--- Information given Enclosed Below ---

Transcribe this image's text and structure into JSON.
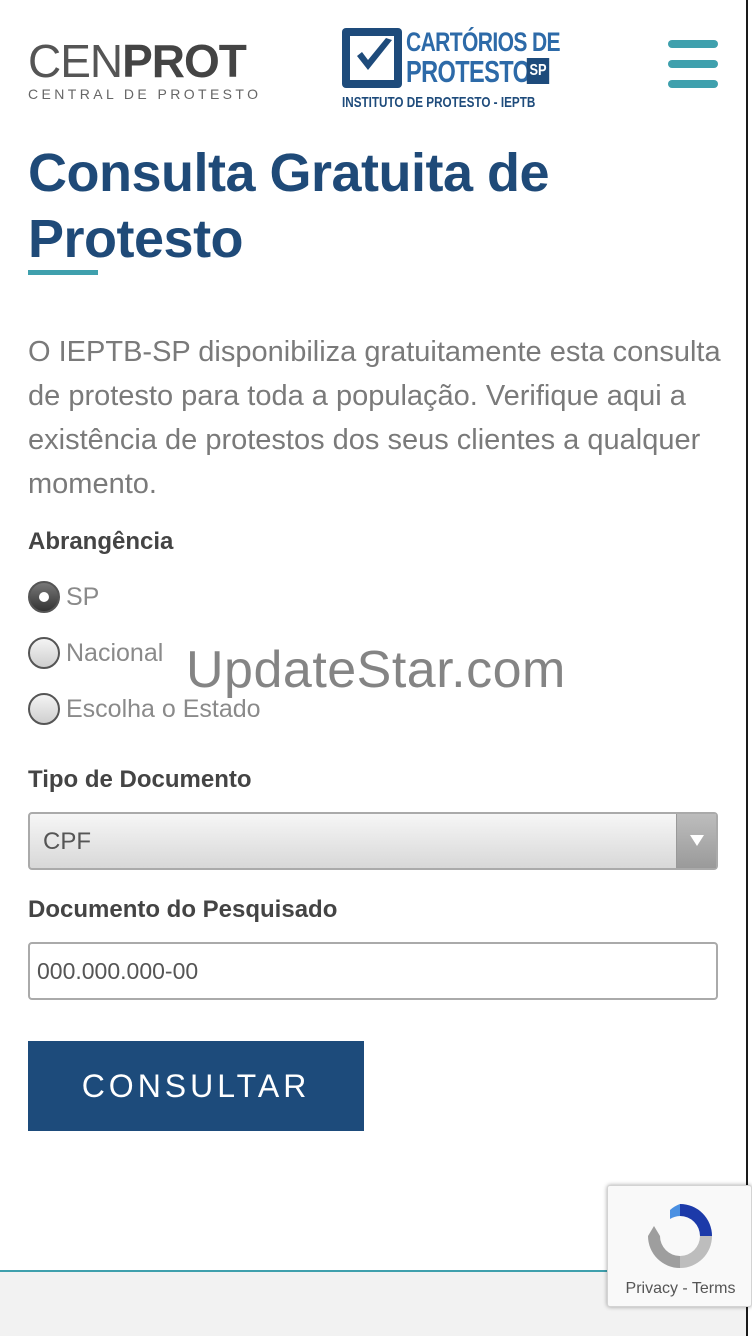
{
  "header": {
    "cenprot_logo": {
      "cen": "CEN",
      "prot": "PROT",
      "subtitle": "CENTRAL DE PROTESTO"
    },
    "cartorios_logo": {
      "line1": "CARTÓRIOS DE",
      "line2": "PROTESTO",
      "badge": "SP",
      "line3": "INSTITUTO DE PROTESTO - IEPTB"
    },
    "menu_icon": "hamburger-menu-icon"
  },
  "main": {
    "title": "Consulta Gratuita de Protesto",
    "intro": "O IEPTB-SP disponibiliza gratuitamente esta consulta de protesto para toda a população. Verifique aqui a existência de protestos dos seus clientes a qualquer momento.",
    "abrangencia": {
      "label": "Abrangência",
      "options": [
        {
          "label": "SP",
          "checked": true
        },
        {
          "label": "Nacional",
          "checked": false
        },
        {
          "label": "Escolha o Estado",
          "checked": false
        }
      ]
    },
    "tipo_documento": {
      "label": "Tipo de Documento",
      "selected": "CPF"
    },
    "documento": {
      "label": "Documento do Pesquisado",
      "placeholder": "000.000.000-00"
    },
    "submit_label": "CONSULTAR"
  },
  "watermark": "UpdateStar.com",
  "recaptcha": {
    "privacy": "Privacy",
    "separator": "-",
    "terms": "Terms"
  },
  "colors": {
    "brand_blue": "#1f4a78",
    "accent_teal": "#3fa0ad",
    "button_blue": "#1d4b7b"
  }
}
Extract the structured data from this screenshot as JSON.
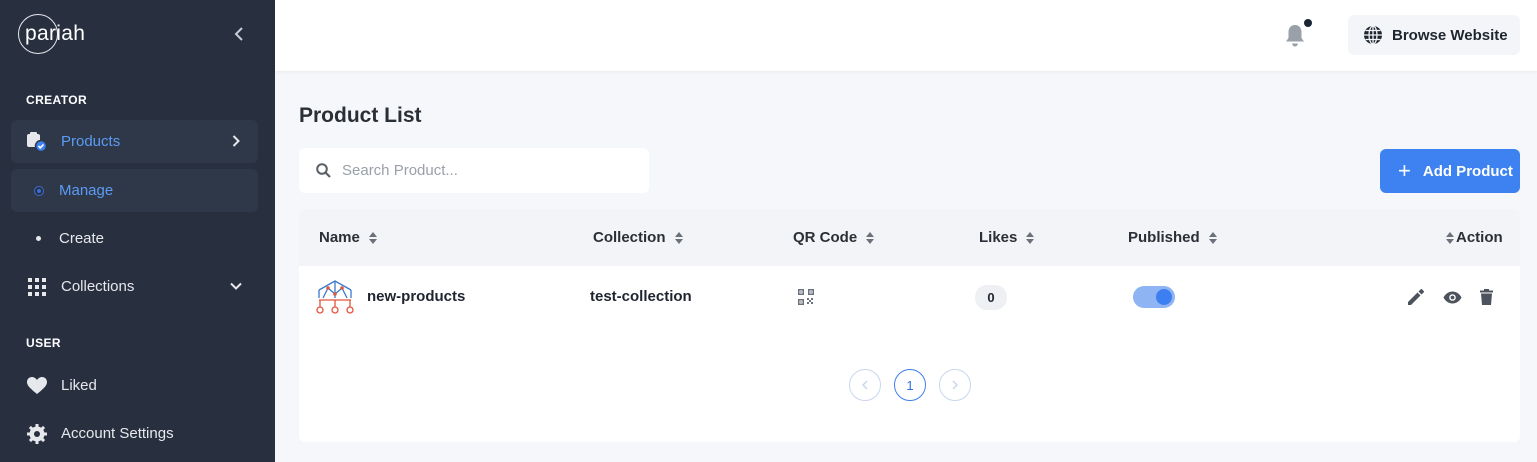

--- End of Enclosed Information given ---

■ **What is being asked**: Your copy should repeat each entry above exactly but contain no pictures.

■ **Completed task**:
Transcribe this image's text and structure into JSON.
{
  "header": {
    "cenprot_logo": {
      "cen": "CEN",
      "prot": "PROT",
      "subtitle": "CENTRAL DE PROTESTO"
    },
    "cartorios_logo": {
      "line1": "CARTÓRIOS DE",
      "line2": "PROTESTO",
      "badge": "SP",
      "line3": "INSTITUTO DE PROTESTO - IEPTB"
    },
    "menu_icon": "hamburger-menu-icon"
  },
  "main": {
    "title": "Consulta Gratuita de Protesto",
    "intro": "O IEPTB-SP disponibiliza gratuitamente esta consulta de protesto para toda a população. Verifique aqui a existência de protestos dos seus clientes a qualquer momento.",
    "abrangencia": {
      "label": "Abrangência",
      "options": [
        {
          "label": "SP",
          "checked": true
        },
        {
          "label": "Nacional",
          "checked": false
        },
        {
          "label": "Escolha o Estado",
          "checked": false
        }
      ]
    },
    "tipo_documento": {
      "label": "Tipo de Documento",
      "selected": "CPF"
    },
    "documento": {
      "label": "Documento do Pesquisado",
      "placeholder": "000.000.000-00"
    },
    "submit_label": "CONSULTAR"
  },
  "watermark": "UpdateStar.com",
  "recaptcha": {
    "privacy": "Privacy",
    "separator": "-",
    "terms": "Terms"
  },
  "colors": {
    "brand_blue": "#1f4a78",
    "accent_teal": "#3fa0ad",
    "button_blue": "#1d4b7b"
  }
}
Extract the structured data from this screenshot as JSON.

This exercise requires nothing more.